((

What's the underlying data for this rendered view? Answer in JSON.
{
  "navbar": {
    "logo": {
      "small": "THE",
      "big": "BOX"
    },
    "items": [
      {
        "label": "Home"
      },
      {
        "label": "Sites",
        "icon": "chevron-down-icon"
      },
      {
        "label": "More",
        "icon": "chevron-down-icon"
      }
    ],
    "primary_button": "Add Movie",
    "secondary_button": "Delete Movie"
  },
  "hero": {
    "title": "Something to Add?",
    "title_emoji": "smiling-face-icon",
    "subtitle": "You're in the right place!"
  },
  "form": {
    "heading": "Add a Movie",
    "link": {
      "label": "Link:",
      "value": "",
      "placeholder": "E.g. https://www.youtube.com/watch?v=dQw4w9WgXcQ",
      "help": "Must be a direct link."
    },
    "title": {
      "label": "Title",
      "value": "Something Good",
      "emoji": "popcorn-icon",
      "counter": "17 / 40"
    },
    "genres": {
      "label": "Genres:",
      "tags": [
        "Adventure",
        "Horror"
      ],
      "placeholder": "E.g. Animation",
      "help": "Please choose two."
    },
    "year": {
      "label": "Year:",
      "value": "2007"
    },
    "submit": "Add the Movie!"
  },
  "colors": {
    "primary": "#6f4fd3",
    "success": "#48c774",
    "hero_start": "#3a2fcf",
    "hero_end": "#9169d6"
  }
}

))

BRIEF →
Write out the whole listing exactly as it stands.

EXERCISE RESULT →
What's the underlying data for this rendered view? Answer in JSON.
{
  "navbar": {
    "logo": {
      "small": "THE",
      "big": "BOX"
    },
    "items": [
      {
        "label": "Home"
      },
      {
        "label": "Sites",
        "icon": "chevron-down-icon"
      },
      {
        "label": "More",
        "icon": "chevron-down-icon"
      }
    ],
    "primary_button": "Add Movie",
    "secondary_button": "Delete Movie"
  },
  "hero": {
    "title": "Something to Add?",
    "title_emoji": "smiling-face-icon",
    "subtitle": "You're in the right place!"
  },
  "form": {
    "heading": "Add a Movie",
    "link": {
      "label": "Link:",
      "value": "",
      "placeholder": "E.g. https://www.youtube.com/watch?v=dQw4w9WgXcQ",
      "help": "Must be a direct link."
    },
    "title": {
      "label": "Title",
      "value": "Something Good",
      "emoji": "popcorn-icon",
      "counter": "17 / 40"
    },
    "genres": {
      "label": "Genres:",
      "tags": [
        "Adventure",
        "Horror"
      ],
      "placeholder": "E.g. Animation",
      "help": "Please choose two."
    },
    "year": {
      "label": "Year:",
      "value": "2007"
    },
    "submit": "Add the Movie!"
  },
  "colors": {
    "primary": "#6f4fd3",
    "success": "#48c774",
    "hero_start": "#3a2fcf",
    "hero_end": "#9169d6"
  }
}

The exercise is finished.